In addition to being a consultant with dynamic ideas, Baxter was the Grammy Award-winning guitarist for The Doobie Brothers and one of the founding members Steely Dan. He successfully brings his creativity and passion for music to his work today, generating and crafting a unconventional set of ideas, concepts and methodologies that have been recognized as highly effective game-changers for the business and student groups he advises. Baxter highlights creative, unconventional problem-solving and planning techniques by showing audiences how to apply knowledge gained in one area to advance goals in completely different fields. He explains how to approach issues with new "logic templates" and how to leave preconceptions behind. Through humor and lateral thinking, Baxter helps corporations and colleges map effective strategies, rediscover the drive to innovate and ignite passion in careers – both collegiate and corporate.

Speaker Videos

Promo Video

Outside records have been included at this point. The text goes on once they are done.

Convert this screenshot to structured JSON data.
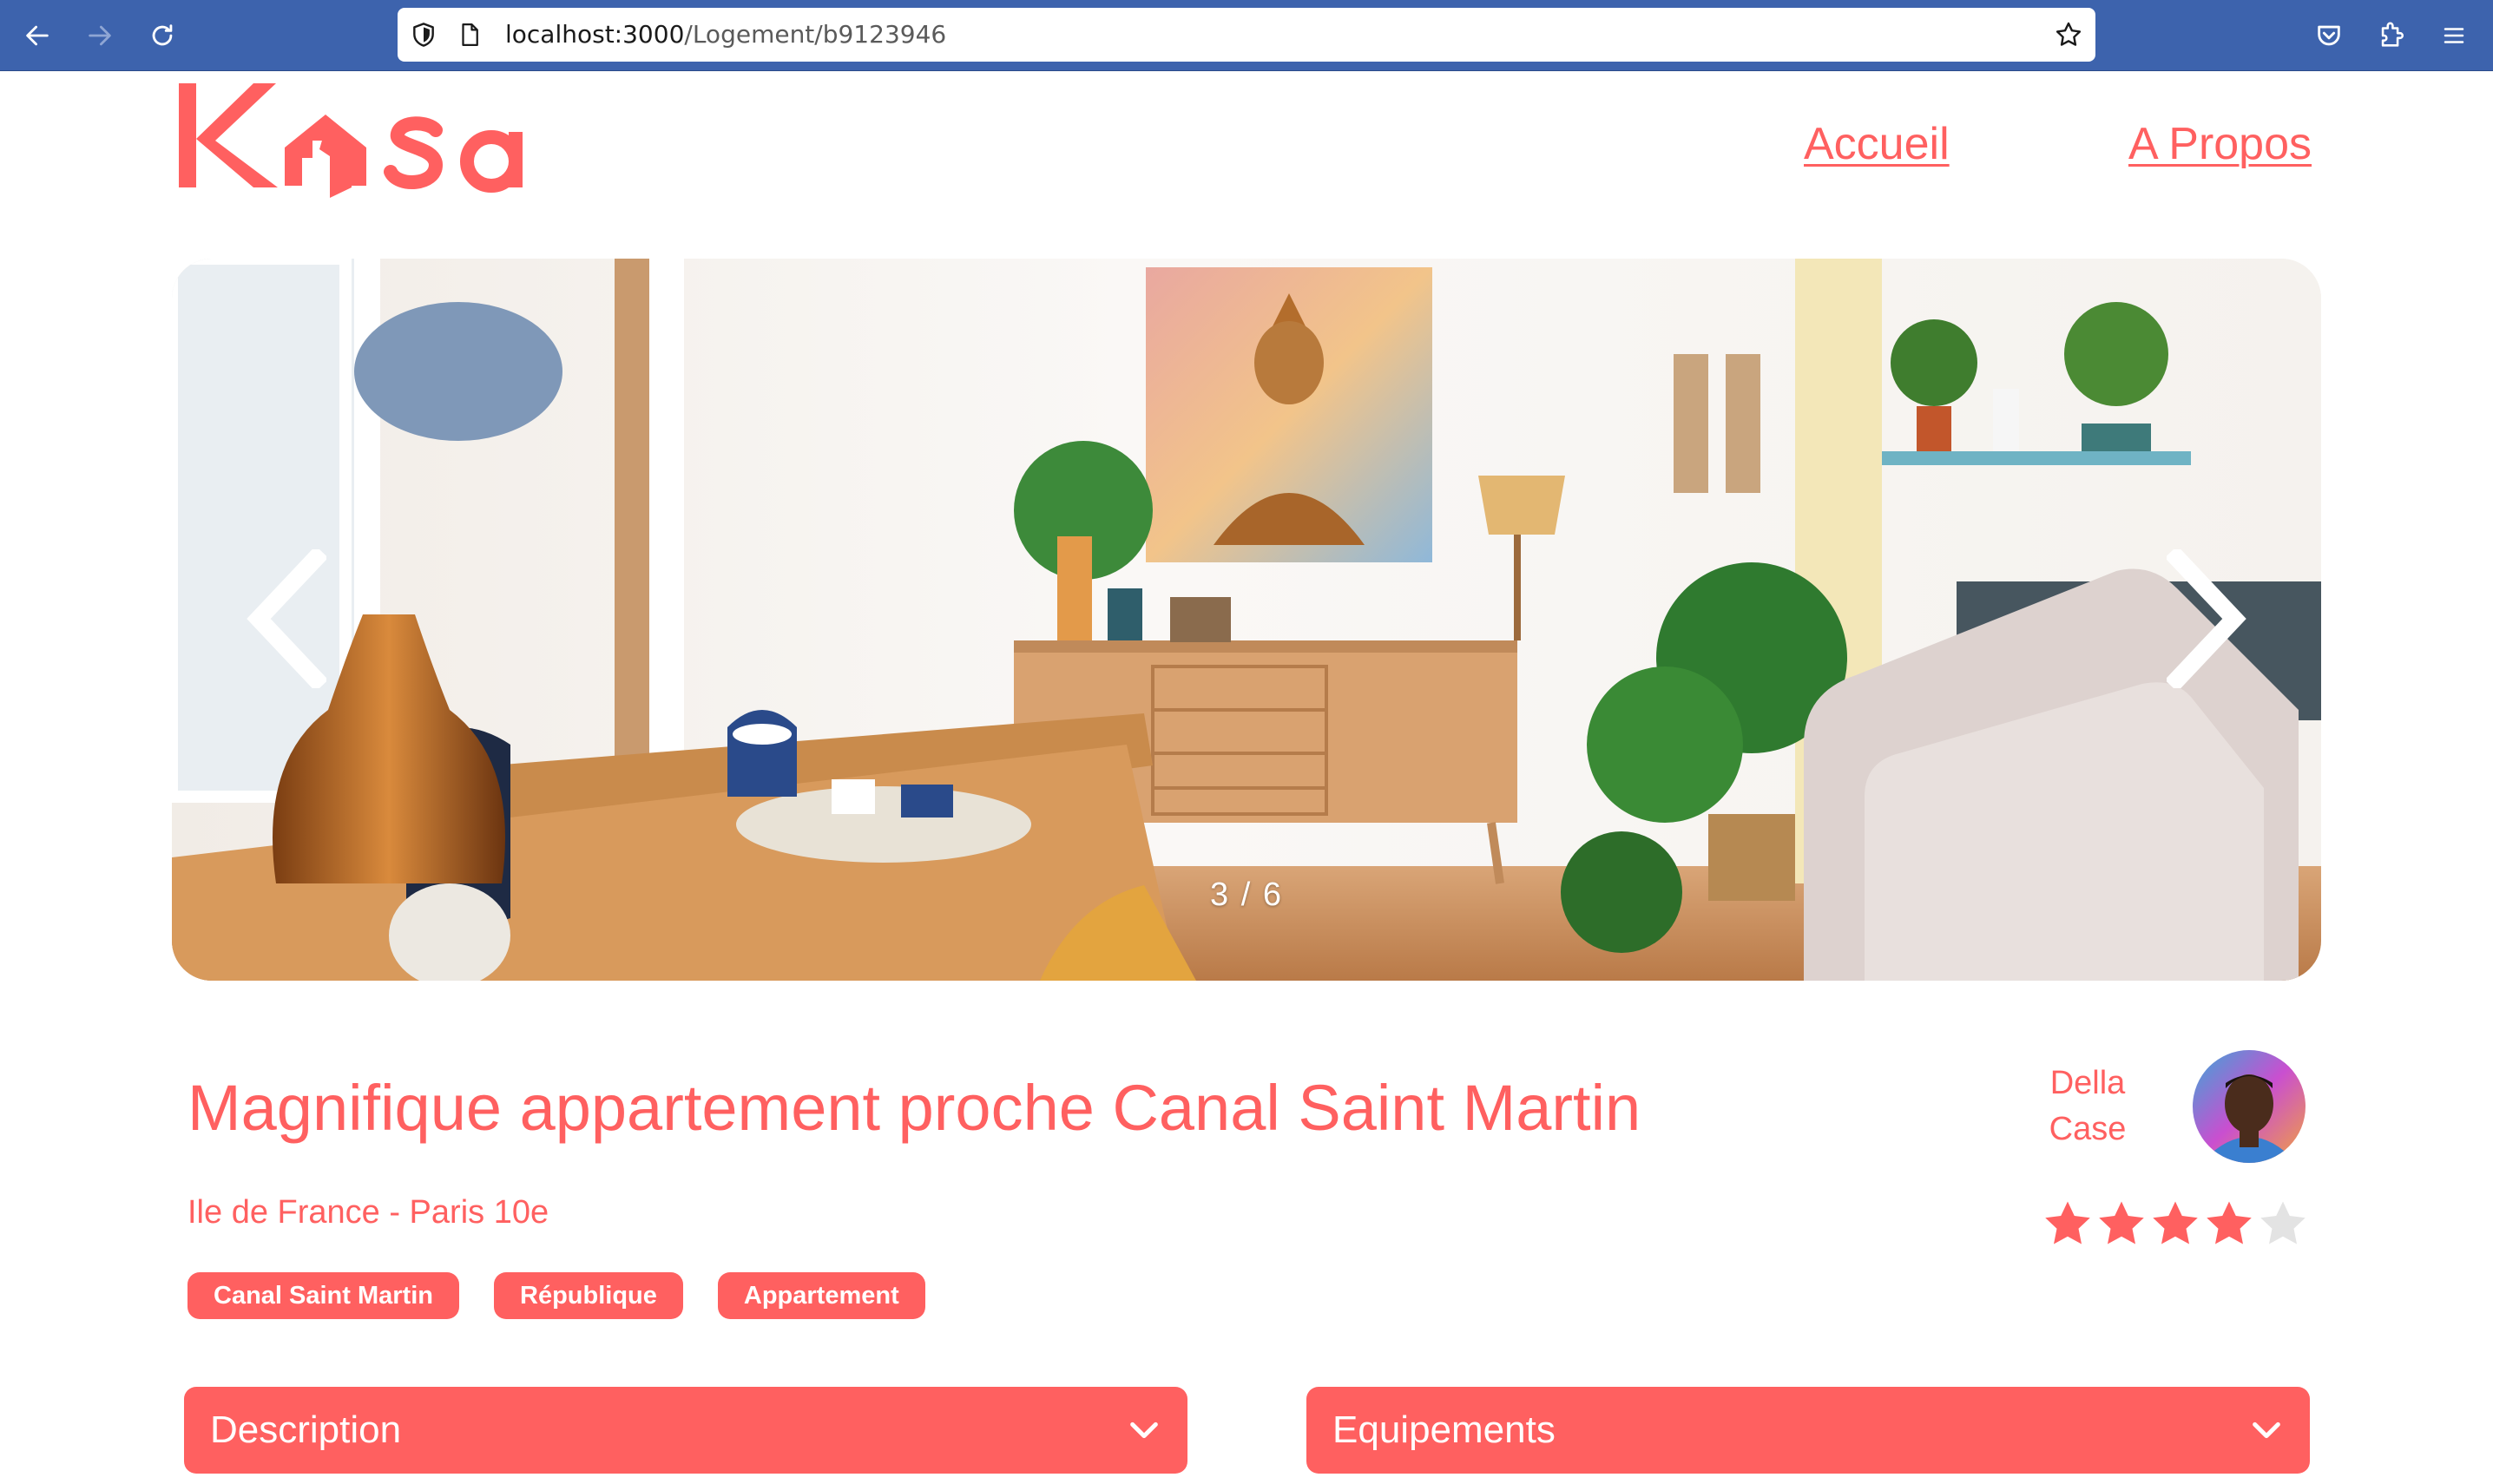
{
  "browser": {
    "url_host": "localhost:3000",
    "url_path": "/Logement/b9123946",
    "back_icon": "arrow-left-icon",
    "forward_icon": "arrow-right-icon",
    "reload_icon": "reload-icon",
    "bookmark_icon": "star-outline-icon",
    "pocket_icon": "pocket-icon",
    "extensions_icon": "puzzle-icon",
    "menu_icon": "hamburger-menu-icon"
  },
  "header": {
    "logo_text": "Kasa",
    "nav": [
      {
        "label": "Accueil"
      },
      {
        "label": "A Propos"
      }
    ]
  },
  "carousel": {
    "counter": "3 / 6",
    "current": 3,
    "total": 6,
    "prev_icon": "chevron-left-icon",
    "next_icon": "chevron-right-icon"
  },
  "listing": {
    "title": "Magnifique appartement proche Canal Saint Martin",
    "location": "Ile de France - Paris 10e",
    "tags": [
      "Canal Saint Martin",
      "République",
      "Appartement"
    ],
    "host": {
      "first_name": "Della",
      "last_name": "Case"
    },
    "rating": 4,
    "rating_max": 5
  },
  "collapses": [
    {
      "label": "Description",
      "icon": "chevron-down-icon"
    },
    {
      "label": "Equipements",
      "icon": "chevron-down-icon"
    }
  ],
  "colors": {
    "accent": "#ff6060",
    "star_empty": "#e3e3e3",
    "chrome": "#3d63ad"
  }
}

Breaking the Barriers on Science and Innovation

A Hippie Guitarist With a Top Secret Clearance

On Music Innovation

On Improvising and Innovating

On Non-Linear Thinking

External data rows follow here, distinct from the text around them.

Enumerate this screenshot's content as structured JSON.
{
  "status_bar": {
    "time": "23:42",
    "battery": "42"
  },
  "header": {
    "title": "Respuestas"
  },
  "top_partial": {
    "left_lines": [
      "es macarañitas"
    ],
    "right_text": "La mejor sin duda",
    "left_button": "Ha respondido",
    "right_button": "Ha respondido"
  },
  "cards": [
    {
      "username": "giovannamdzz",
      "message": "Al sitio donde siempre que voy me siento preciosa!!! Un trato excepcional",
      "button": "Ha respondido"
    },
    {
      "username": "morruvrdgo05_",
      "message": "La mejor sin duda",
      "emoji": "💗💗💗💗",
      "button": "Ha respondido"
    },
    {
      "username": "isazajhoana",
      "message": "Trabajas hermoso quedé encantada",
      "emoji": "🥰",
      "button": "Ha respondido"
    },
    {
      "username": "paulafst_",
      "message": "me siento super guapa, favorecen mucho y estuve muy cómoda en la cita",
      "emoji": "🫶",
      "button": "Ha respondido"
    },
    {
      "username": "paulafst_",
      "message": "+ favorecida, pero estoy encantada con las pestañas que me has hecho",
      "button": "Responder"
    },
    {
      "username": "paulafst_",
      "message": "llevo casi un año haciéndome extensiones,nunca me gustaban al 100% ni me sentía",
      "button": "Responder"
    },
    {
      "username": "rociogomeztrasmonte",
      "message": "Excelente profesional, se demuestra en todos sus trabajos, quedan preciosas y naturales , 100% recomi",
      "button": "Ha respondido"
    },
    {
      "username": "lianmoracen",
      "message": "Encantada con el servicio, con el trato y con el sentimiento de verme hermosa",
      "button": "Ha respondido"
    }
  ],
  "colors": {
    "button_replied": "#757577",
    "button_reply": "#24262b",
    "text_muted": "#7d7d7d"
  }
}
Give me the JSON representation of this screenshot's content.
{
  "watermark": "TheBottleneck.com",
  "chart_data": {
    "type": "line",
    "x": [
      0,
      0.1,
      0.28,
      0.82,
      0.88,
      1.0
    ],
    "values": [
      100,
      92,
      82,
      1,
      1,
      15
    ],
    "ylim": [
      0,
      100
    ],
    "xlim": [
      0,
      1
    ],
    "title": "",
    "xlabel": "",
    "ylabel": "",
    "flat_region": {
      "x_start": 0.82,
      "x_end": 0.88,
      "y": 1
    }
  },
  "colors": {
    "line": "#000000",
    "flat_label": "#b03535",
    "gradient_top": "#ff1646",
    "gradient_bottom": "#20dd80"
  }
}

Rock Star to Defense Expert

Speech Topics

Tipping the Scales: Using Asymmetrical Thinking to Change the Rules in Your Favor

Is it possible to acquire the ability to mastermind the kind of agile business practices and innovative thinking that separates the great companies from the good? Is it possible to devise new ways to out-think your competition? Jeffrey Baxter thinks so. There are plenty of self-proclaimed “out-of-the-box” thinkers in the world, Baxter has a proven track record that spans the gamut from the music and media world to US Government agencies. What is the difference, you ask? The difference is, Baxter doesn’t just avoid the box – he transcends it.

Jeff Baxter not only strips down the 19th-century business model to show the outdated flaws such as the rigid, hierarchal and policy-driven roles for workers and management, he also shows how new technologies, practices and new ways of thinking are reaping huge benefits for organizations and individuals. These new models foster and stimulate a more agile and creative action/reaction to today’s modern, rapidly changing, and competitive environment that the corporate management, government entity or student body of the past would have difficulty understanding and recognizing, much less anticipating. The university experience has changed dramatically, as well, and it is an imperative for today’s college student to realize and cognize how to take advantage of that experience as well as how to best leverage it for future success.

Problem Solving in the 21st Century

Many of the problem-solving models we are familiar with are based on or 19th or 20th-century problematics that either don't exist now, or have morphed into something very different. Baxter knows that providing great decision makers with the best skills, tools and capabilities greatly increases the probability for positive outcomes. A world that is real-time connected is truly global in nature and affected by threats, struggles or competitions that flash up from unexpected sources, requiring, indeed demanding new approaches to problem solving. Yet, until people and organizations are willing to reevaluate the way they solve problems, approach challenges and exploit the types of tools, concepts and practices that Baxter describes, they will find themselves falling behind in a world where learning and experience progress at an exponential rate. He uses examples that range from personal experience, history and even music, to illustrate his viewpoints in a way that avoids complicated and obtuse explanations and gets to the heart of the subject in a cogent, lucid and sometimes entertaining manner.